TASK ITEM
Each line in the records that mentions the word "this" needs to be listed.

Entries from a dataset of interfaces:
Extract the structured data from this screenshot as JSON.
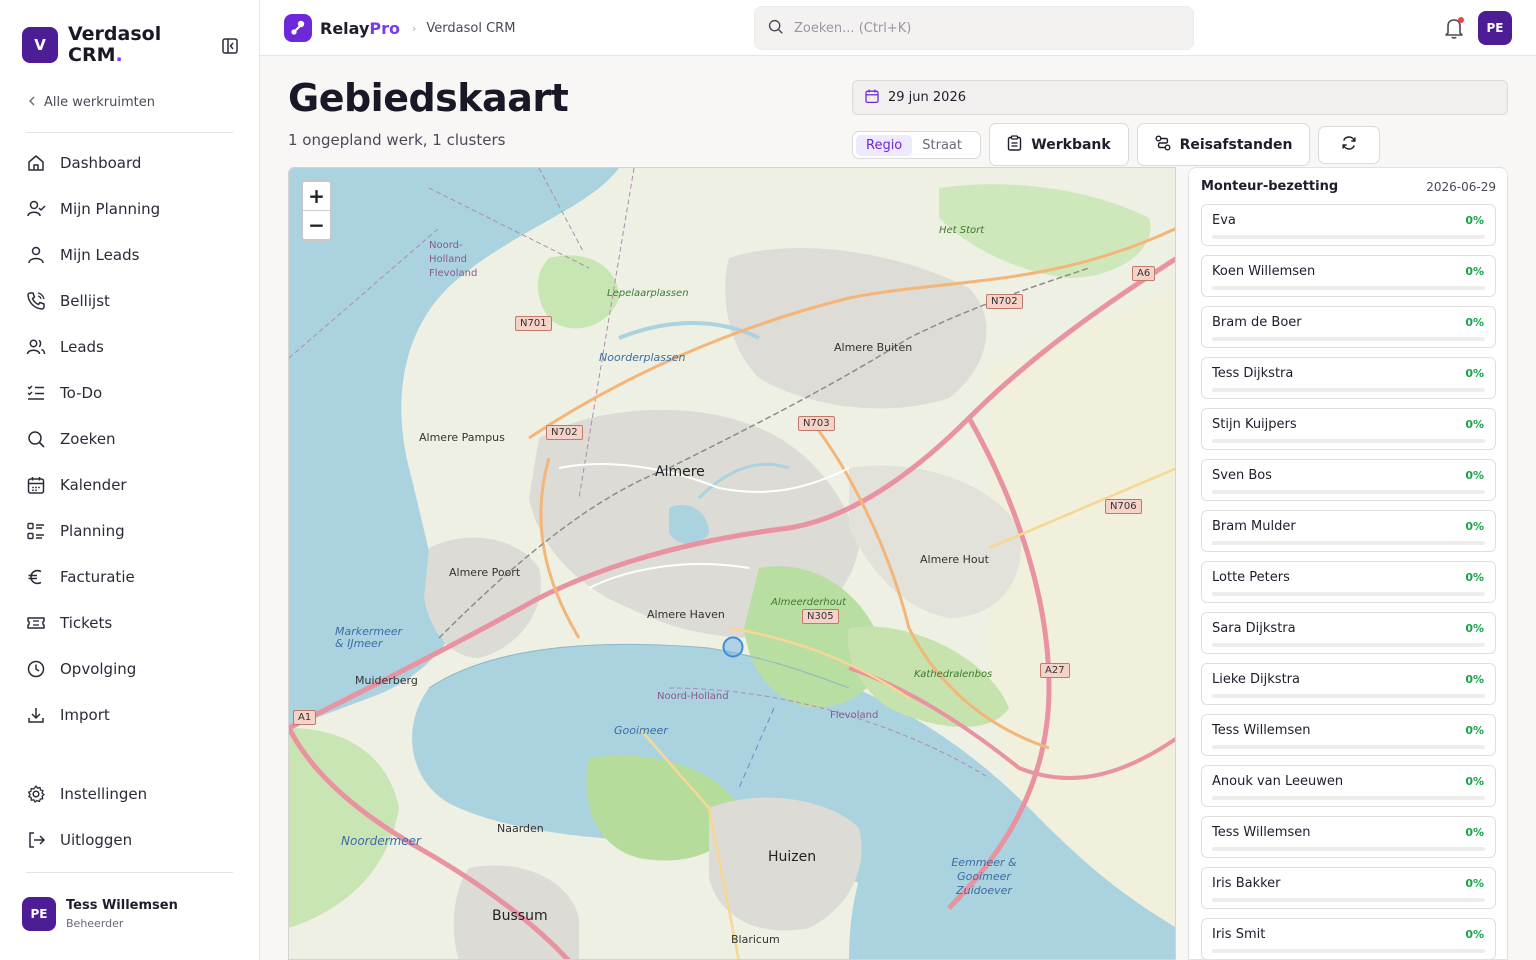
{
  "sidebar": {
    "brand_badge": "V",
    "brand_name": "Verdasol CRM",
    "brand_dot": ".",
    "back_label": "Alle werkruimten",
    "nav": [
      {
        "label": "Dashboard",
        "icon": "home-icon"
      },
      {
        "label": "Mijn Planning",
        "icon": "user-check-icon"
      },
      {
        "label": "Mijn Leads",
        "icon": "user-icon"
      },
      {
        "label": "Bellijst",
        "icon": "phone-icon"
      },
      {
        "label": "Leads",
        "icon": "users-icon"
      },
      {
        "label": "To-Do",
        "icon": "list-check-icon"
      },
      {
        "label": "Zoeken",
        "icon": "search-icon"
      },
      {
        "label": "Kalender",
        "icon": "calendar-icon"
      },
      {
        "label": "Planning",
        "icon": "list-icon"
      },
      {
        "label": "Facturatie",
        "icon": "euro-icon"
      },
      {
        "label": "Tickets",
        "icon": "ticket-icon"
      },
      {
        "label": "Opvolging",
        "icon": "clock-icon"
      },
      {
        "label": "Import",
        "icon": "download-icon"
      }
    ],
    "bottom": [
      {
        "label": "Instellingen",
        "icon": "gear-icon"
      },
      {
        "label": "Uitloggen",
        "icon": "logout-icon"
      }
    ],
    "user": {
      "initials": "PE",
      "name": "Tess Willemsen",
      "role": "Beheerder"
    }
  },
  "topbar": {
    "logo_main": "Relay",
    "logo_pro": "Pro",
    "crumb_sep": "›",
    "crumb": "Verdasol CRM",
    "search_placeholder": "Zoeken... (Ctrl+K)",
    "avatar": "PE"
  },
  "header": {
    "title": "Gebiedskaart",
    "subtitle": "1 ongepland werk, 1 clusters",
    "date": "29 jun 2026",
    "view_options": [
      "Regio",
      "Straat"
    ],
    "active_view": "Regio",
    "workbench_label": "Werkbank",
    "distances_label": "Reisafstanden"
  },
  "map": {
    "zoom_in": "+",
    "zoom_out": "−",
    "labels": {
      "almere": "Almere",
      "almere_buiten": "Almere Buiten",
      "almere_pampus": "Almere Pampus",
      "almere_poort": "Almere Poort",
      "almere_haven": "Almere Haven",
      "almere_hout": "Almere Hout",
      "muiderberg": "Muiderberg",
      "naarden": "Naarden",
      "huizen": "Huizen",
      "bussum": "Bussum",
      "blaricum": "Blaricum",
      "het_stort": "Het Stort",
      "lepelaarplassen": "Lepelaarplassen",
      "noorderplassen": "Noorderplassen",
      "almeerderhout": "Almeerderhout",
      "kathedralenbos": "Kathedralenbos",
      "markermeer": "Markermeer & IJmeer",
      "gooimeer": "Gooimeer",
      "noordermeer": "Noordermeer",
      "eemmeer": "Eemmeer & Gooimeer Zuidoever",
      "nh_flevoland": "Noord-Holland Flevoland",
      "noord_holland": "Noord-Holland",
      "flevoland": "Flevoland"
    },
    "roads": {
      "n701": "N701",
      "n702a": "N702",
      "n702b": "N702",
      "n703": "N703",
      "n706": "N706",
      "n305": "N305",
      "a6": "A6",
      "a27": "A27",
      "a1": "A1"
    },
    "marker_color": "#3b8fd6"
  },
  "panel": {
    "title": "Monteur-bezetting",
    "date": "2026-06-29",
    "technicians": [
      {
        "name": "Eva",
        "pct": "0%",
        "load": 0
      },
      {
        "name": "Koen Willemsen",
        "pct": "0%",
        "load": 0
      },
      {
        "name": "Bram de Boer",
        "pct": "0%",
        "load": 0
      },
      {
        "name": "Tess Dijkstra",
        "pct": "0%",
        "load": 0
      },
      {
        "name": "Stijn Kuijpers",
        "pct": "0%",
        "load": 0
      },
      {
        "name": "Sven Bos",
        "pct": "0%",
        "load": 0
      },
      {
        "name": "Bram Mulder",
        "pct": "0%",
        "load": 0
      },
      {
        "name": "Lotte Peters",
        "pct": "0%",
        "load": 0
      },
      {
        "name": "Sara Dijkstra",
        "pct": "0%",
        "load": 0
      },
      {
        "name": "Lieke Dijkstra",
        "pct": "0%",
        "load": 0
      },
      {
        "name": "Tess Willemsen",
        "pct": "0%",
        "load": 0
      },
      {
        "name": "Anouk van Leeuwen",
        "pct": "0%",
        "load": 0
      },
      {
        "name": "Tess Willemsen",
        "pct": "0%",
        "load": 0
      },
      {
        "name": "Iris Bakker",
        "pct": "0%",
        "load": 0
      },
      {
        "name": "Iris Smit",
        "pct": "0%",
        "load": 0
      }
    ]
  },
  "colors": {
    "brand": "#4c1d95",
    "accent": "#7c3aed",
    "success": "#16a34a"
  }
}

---

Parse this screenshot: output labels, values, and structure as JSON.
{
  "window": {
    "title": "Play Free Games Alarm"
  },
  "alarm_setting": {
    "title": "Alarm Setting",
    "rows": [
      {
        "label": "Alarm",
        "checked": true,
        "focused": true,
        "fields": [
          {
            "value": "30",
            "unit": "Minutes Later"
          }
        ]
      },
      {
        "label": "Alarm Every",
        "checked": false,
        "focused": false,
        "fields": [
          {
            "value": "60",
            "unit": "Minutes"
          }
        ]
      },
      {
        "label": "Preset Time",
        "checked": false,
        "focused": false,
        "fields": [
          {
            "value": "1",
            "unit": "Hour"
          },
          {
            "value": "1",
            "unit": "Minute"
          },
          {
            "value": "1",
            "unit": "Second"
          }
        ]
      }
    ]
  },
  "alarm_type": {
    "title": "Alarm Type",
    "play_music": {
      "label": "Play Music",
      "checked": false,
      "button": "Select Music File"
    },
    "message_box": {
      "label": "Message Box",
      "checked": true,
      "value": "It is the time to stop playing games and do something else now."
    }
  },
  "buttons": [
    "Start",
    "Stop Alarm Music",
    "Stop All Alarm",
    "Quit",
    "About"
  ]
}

EXPECTED OUTPUT
Extract the structured data from this screenshot as JSON.
Parse this screenshot: output labels, values, and structure as JSON.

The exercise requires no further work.